---------- Exercise input ----------
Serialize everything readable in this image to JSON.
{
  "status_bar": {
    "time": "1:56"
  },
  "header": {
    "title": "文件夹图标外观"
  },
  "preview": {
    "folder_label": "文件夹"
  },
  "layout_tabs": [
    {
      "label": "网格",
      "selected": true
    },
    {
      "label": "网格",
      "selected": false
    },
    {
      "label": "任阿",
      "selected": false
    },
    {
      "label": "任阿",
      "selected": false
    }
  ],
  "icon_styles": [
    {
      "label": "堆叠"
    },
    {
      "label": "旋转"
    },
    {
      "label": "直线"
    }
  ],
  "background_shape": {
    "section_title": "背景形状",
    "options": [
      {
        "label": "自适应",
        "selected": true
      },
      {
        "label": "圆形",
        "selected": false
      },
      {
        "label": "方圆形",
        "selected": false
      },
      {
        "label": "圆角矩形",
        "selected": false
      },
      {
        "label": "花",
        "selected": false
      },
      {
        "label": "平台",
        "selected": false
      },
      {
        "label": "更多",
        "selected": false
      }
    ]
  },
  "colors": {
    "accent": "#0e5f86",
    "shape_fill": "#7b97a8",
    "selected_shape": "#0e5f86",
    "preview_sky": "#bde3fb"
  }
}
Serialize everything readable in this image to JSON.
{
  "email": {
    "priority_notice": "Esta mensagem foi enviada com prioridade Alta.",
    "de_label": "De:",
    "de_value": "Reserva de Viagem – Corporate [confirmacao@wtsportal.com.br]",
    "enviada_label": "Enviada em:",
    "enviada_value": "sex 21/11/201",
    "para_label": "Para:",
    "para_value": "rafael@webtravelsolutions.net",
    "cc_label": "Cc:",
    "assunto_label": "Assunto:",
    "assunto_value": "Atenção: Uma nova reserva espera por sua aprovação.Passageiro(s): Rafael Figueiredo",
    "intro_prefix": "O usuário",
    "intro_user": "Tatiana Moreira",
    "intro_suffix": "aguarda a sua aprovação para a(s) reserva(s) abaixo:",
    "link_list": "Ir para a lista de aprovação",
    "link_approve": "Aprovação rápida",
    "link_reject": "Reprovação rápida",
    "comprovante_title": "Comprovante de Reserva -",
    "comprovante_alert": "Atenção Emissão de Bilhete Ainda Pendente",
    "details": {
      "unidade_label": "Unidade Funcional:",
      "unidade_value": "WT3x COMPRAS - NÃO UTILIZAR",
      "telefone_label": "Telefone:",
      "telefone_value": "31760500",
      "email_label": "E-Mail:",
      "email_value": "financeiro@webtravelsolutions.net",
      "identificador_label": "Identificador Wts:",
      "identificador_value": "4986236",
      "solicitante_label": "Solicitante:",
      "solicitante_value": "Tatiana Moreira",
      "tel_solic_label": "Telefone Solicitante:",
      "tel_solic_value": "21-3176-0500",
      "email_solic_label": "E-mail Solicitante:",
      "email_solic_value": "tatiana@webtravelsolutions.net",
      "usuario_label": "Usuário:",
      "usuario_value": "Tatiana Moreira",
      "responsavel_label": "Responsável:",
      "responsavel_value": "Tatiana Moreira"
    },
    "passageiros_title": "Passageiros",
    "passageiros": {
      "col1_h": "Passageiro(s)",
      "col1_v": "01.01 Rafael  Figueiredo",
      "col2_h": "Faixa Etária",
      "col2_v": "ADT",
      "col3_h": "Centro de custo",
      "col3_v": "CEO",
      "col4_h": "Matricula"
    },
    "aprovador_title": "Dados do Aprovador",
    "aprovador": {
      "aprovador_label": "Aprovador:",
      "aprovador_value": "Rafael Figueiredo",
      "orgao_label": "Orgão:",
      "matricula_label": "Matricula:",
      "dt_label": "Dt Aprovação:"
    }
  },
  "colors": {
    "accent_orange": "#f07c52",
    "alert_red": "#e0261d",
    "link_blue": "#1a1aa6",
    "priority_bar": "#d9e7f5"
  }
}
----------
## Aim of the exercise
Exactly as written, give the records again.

## Answer box
Serialize everything readable in this image to JSON.
{
  "status_bar": {
    "time": "1:56"
  },
  "header": {
    "title": "文件夹图标外观"
  },
  "preview": {
    "folder_label": "文件夹"
  },
  "layout_tabs": [
    {
      "label": "网格",
      "selected": true
    },
    {
      "label": "网格",
      "selected": false
    },
    {
      "label": "任阿",
      "selected": false
    },
    {
      "label": "任阿",
      "selected": false
    }
  ],
  "icon_styles": [
    {
      "label": "堆叠"
    },
    {
      "label": "旋转"
    },
    {
      "label": "直线"
    }
  ],
  "background_shape": {
    "section_title": "背景形状",
    "options": [
      {
        "label": "自适应",
        "selected": true
      },
      {
        "label": "圆形",
        "selected": false
      },
      {
        "label": "方圆形",
        "selected": false
      },
      {
        "label": "圆角矩形",
        "selected": false
      },
      {
        "label": "花",
        "selected": false
      },
      {
        "label": "平台",
        "selected": false
      },
      {
        "label": "更多",
        "selected": false
      }
    ]
  },
  "colors": {
    "accent": "#0e5f86",
    "shape_fill": "#7b97a8",
    "selected_shape": "#0e5f86",
    "preview_sky": "#bde3fb"
  }
}
Serialize everything readable in this image to JSON.
{
  "email": {
    "priority_notice": "Esta mensagem foi enviada com prioridade Alta.",
    "de_label": "De:",
    "de_value": "Reserva de Viagem – Corporate [confirmacao@wtsportal.com.br]",
    "enviada_label": "Enviada em:",
    "enviada_value": "sex 21/11/201",
    "para_label": "Para:",
    "para_value": "rafael@webtravelsolutions.net",
    "cc_label": "Cc:",
    "assunto_label": "Assunto:",
    "assunto_value": "Atenção: Uma nova reserva espera por sua aprovação.Passageiro(s): Rafael Figueiredo",
    "intro_prefix": "O usuário",
    "intro_user": "Tatiana Moreira",
    "intro_suffix": "aguarda a sua aprovação para a(s) reserva(s) abaixo:",
    "link_list": "Ir para a lista de aprovação",
    "link_approve": "Aprovação rápida",
    "link_reject": "Reprovação rápida",
    "comprovante_title": "Comprovante de Reserva -",
    "comprovante_alert": "Atenção Emissão de Bilhete Ainda Pendente",
    "details": {
      "unidade_label": "Unidade Funcional:",
      "unidade_value": "WT3x COMPRAS - NÃO UTILIZAR",
      "telefone_label": "Telefone:",
      "telefone_value": "31760500",
      "email_label": "E-Mail:",
      "email_value": "financeiro@webtravelsolutions.net",
      "identificador_label": "Identificador Wts:",
      "identificador_value": "4986236",
      "solicitante_label": "Solicitante:",
      "solicitante_value": "Tatiana Moreira",
      "tel_solic_label": "Telefone Solicitante:",
      "tel_solic_value": "21-3176-0500",
      "email_solic_label": "E-mail Solicitante:",
      "email_solic_value": "tatiana@webtravelsolutions.net",
      "usuario_label": "Usuário:",
      "usuario_value": "Tatiana Moreira",
      "responsavel_label": "Responsável:",
      "responsavel_value": "Tatiana Moreira"
    },
    "passageiros_title": "Passageiros",
    "passageiros": {
      "col1_h": "Passageiro(s)",
      "col1_v": "01.01 Rafael  Figueiredo",
      "col2_h": "Faixa Etária",
      "col2_v": "ADT",
      "col3_h": "Centro de custo",
      "col3_v": "CEO",
      "col4_h": "Matricula"
    },
    "aprovador_title": "Dados do Aprovador",
    "aprovador": {
      "aprovador_label": "Aprovador:",
      "aprovador_value": "Rafael Figueiredo",
      "orgao_label": "Orgão:",
      "matricula_label": "Matricula:",
      "dt_label": "Dt Aprovação:"
    }
  },
  "colors": {
    "accent_orange": "#f07c52",
    "alert_red": "#e0261d",
    "link_blue": "#1a1aa6",
    "priority_bar": "#d9e7f5"
  }
}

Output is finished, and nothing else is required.